**Directions:**
What you give back should match the listing word for word.

**Data section:**
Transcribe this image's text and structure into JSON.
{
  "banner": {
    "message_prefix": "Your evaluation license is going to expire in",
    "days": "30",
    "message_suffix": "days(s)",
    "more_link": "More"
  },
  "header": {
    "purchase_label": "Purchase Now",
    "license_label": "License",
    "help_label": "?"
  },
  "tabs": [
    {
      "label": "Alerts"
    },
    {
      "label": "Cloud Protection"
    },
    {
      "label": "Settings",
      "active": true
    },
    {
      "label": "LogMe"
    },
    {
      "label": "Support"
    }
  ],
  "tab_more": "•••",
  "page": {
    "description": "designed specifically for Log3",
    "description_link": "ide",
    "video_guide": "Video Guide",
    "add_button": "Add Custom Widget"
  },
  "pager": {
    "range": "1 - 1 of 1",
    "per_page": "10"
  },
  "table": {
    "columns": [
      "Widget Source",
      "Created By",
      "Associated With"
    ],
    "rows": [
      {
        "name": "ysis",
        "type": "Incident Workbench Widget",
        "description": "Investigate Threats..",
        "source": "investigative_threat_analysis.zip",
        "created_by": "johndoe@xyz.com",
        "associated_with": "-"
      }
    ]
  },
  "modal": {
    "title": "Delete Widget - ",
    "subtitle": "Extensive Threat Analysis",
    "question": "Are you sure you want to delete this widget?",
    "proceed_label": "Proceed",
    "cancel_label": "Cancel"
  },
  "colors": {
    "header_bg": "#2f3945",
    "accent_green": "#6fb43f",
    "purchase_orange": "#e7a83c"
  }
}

**Output of the exercise:**
Transcribe this image's text and structure into JSON.
{
  "banner": {
    "message_prefix": "Your evaluation license is going to expire in",
    "days": "30",
    "message_suffix": "days(s)",
    "more_link": "More"
  },
  "header": {
    "purchase_label": "Purchase Now",
    "license_label": "License",
    "help_label": "?"
  },
  "tabs": [
    {
      "label": "Alerts"
    },
    {
      "label": "Cloud Protection"
    },
    {
      "label": "Settings",
      "active": true
    },
    {
      "label": "LogMe"
    },
    {
      "label": "Support"
    }
  ],
  "tab_more": "•••",
  "page": {
    "description": "designed specifically for Log3",
    "description_link": "ide",
    "video_guide": "Video Guide",
    "add_button": "Add Custom Widget"
  },
  "pager": {
    "range": "1 - 1 of 1",
    "per_page": "10"
  },
  "table": {
    "columns": [
      "Widget Source",
      "Created By",
      "Associated With"
    ],
    "rows": [
      {
        "name": "ysis",
        "type": "Incident Workbench Widget",
        "description": "Investigate Threats..",
        "source": "investigative_threat_analysis.zip",
        "created_by": "johndoe@xyz.com",
        "associated_with": "-"
      }
    ]
  },
  "modal": {
    "title": "Delete Widget - ",
    "subtitle": "Extensive Threat Analysis",
    "question": "Are you sure you want to delete this widget?",
    "proceed_label": "Proceed",
    "cancel_label": "Cancel"
  },
  "colors": {
    "header_bg": "#2f3945",
    "accent_green": "#6fb43f",
    "purchase_orange": "#e7a83c"
  }
}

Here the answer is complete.